(Element data from apps and pages)
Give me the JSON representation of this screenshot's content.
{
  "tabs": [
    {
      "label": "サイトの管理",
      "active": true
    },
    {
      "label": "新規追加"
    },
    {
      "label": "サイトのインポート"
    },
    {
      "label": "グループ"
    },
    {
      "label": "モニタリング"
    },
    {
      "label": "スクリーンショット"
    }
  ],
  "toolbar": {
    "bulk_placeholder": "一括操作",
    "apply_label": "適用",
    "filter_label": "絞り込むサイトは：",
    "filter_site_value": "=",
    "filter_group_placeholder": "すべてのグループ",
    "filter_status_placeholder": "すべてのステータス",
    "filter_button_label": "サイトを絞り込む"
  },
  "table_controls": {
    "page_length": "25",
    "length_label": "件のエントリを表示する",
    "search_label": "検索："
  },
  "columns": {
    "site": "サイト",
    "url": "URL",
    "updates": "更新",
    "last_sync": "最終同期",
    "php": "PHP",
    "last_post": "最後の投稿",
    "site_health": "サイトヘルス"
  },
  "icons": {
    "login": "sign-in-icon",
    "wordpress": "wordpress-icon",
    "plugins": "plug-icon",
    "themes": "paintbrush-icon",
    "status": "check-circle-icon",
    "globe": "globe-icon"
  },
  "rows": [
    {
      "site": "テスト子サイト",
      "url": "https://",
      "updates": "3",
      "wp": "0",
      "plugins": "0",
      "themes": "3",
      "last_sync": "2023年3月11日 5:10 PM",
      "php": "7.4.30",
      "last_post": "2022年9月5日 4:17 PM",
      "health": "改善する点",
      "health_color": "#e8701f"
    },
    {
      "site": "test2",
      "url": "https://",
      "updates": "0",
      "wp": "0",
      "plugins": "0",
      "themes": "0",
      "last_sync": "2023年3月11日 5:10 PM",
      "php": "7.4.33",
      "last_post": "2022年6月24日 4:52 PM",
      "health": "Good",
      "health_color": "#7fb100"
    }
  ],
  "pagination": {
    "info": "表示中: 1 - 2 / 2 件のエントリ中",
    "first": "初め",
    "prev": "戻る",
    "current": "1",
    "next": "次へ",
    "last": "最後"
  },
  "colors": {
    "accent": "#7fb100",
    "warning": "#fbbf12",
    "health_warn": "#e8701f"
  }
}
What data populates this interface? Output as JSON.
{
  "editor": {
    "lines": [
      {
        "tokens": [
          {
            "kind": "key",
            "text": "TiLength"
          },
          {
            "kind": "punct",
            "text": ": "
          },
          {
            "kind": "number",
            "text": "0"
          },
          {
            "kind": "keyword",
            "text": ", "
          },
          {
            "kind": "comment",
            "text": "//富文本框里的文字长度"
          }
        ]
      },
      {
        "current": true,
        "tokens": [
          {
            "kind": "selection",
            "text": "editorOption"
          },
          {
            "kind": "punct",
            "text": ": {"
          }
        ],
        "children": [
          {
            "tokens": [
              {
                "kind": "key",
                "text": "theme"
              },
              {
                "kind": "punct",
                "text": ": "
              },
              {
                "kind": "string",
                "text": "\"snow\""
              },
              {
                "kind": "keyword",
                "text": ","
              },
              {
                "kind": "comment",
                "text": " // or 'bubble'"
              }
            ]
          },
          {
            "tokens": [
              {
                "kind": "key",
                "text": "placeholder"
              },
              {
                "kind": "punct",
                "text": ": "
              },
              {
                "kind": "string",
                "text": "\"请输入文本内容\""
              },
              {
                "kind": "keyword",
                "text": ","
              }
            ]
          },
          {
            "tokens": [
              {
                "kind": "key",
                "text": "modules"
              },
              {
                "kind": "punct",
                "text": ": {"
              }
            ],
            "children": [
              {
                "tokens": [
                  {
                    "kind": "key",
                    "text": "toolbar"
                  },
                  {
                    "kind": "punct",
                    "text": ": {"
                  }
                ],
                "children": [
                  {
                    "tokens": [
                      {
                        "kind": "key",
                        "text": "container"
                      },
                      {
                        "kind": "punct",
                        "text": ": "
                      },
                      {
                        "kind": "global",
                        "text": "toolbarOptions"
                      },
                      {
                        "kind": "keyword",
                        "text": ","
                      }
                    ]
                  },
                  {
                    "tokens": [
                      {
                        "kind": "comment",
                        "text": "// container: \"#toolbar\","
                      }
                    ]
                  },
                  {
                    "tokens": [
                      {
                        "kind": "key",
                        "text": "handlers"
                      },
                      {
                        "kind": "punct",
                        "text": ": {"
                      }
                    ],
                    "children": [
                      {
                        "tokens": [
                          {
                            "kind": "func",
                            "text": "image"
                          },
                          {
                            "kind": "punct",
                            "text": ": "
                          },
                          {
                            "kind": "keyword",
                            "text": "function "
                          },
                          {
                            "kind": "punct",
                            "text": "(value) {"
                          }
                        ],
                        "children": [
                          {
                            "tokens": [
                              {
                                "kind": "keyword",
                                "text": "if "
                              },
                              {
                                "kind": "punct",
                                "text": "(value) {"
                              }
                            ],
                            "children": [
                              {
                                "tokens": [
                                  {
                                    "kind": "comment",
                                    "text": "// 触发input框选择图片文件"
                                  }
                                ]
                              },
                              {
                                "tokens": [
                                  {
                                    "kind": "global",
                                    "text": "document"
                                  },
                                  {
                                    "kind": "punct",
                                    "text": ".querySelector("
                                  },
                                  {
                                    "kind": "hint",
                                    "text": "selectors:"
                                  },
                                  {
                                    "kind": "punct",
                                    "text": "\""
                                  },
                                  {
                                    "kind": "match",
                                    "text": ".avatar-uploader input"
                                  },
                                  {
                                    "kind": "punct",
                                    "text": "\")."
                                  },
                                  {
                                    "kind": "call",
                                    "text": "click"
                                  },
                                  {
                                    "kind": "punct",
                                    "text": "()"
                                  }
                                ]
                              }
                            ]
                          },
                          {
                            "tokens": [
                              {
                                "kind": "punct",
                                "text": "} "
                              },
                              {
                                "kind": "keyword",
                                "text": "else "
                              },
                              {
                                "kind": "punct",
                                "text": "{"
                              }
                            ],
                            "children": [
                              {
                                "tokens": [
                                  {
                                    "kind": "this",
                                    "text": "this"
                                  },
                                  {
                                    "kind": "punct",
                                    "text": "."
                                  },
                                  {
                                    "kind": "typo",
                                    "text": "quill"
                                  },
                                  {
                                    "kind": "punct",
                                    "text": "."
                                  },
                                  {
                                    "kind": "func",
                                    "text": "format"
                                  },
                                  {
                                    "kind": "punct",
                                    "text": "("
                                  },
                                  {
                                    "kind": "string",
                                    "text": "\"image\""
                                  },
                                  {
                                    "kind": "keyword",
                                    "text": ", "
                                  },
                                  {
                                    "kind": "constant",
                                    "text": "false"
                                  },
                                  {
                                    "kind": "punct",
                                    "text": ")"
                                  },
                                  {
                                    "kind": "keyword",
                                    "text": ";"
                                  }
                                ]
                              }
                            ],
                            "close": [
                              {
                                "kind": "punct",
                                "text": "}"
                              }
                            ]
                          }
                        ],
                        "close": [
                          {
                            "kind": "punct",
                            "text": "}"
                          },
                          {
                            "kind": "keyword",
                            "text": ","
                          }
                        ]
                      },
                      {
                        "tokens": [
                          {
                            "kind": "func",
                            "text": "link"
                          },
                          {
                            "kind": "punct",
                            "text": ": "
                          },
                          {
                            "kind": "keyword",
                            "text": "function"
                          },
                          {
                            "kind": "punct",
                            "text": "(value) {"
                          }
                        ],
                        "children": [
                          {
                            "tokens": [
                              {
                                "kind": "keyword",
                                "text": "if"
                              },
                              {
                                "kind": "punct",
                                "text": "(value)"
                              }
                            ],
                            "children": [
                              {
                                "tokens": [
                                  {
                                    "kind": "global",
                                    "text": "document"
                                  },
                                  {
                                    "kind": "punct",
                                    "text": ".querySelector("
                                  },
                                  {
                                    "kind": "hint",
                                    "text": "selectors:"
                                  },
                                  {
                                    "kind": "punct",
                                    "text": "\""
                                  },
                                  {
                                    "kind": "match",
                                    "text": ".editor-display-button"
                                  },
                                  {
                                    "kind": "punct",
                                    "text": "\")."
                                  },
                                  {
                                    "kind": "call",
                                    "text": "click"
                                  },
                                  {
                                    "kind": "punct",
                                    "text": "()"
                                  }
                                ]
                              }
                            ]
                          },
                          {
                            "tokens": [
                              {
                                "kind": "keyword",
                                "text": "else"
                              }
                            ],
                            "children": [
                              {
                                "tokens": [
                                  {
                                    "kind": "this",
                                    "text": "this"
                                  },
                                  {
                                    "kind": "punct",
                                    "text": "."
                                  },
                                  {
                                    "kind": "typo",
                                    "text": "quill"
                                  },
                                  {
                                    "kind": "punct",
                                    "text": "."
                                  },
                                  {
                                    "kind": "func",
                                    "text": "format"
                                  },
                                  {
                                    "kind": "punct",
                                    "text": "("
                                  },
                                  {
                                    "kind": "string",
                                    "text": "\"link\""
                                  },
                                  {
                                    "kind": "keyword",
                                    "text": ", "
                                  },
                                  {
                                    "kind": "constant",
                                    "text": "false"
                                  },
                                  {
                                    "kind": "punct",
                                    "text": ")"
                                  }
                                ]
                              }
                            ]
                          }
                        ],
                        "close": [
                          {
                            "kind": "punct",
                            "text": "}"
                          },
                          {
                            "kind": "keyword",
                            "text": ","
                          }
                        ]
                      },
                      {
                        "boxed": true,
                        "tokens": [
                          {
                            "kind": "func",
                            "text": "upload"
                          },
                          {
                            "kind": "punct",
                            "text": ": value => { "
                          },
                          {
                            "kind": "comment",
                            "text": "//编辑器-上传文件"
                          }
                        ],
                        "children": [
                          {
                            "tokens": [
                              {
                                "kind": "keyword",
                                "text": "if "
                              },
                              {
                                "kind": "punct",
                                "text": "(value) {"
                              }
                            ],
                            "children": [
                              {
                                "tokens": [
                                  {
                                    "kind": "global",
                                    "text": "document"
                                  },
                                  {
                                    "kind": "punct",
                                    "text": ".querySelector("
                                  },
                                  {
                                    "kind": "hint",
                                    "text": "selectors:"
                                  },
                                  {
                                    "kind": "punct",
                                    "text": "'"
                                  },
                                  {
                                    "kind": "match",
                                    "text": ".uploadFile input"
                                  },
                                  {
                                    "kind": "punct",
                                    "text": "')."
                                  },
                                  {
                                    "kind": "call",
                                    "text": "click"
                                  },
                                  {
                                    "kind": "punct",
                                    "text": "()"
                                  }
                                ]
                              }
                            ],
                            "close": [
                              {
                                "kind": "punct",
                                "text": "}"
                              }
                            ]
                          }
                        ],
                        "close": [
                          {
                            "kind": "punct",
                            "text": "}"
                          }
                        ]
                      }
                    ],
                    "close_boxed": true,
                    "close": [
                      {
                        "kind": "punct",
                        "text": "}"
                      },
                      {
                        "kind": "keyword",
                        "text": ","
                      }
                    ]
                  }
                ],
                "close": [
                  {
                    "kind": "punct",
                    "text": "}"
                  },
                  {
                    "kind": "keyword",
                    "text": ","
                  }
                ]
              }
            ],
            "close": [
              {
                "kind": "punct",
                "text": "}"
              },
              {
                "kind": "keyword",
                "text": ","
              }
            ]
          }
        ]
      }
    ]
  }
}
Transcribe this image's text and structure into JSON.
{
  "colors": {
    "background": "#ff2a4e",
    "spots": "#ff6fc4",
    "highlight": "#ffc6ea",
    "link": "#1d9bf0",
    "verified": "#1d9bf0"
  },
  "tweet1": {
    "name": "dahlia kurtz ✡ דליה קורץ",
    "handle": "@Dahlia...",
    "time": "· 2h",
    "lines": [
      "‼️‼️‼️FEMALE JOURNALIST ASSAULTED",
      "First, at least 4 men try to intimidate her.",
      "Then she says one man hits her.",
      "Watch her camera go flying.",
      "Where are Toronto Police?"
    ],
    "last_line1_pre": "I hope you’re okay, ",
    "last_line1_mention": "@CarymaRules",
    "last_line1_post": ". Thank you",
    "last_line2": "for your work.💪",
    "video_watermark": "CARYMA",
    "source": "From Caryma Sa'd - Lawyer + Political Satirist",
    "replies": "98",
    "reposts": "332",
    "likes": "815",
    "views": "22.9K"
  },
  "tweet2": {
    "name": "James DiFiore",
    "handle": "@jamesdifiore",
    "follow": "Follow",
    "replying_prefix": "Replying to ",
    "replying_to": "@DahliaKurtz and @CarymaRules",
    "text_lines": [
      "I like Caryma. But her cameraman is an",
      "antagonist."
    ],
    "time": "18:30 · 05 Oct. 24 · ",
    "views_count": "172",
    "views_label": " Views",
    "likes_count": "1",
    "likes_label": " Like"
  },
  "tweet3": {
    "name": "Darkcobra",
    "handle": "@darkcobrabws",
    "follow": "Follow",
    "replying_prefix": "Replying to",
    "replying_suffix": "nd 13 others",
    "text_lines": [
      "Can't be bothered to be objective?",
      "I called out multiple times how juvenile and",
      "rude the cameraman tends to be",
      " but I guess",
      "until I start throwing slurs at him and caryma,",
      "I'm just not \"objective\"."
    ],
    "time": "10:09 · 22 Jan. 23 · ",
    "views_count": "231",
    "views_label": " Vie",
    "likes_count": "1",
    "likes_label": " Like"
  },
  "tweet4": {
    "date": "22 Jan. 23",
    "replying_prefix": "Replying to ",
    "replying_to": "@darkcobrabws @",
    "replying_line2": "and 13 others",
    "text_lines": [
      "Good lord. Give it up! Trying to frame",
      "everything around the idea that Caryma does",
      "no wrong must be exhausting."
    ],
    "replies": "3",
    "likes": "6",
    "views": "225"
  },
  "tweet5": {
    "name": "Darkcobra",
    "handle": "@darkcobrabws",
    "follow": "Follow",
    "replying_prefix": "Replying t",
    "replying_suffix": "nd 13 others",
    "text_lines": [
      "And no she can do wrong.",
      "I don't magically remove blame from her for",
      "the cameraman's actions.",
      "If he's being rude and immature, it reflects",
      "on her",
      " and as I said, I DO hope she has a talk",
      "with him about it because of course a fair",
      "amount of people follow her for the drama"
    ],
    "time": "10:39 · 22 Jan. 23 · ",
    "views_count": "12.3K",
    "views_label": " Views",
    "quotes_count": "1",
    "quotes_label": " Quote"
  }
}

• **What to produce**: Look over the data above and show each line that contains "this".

• **Result**:
Give me the JSON representation of this screenshot's content.
What data populates this interface? Output as JSON.
                                    "kind": "this",
                                    "text": "this"
                                    "kind": "this",
                                    "text": "this"
Transcribe this image's text and structure into JSON.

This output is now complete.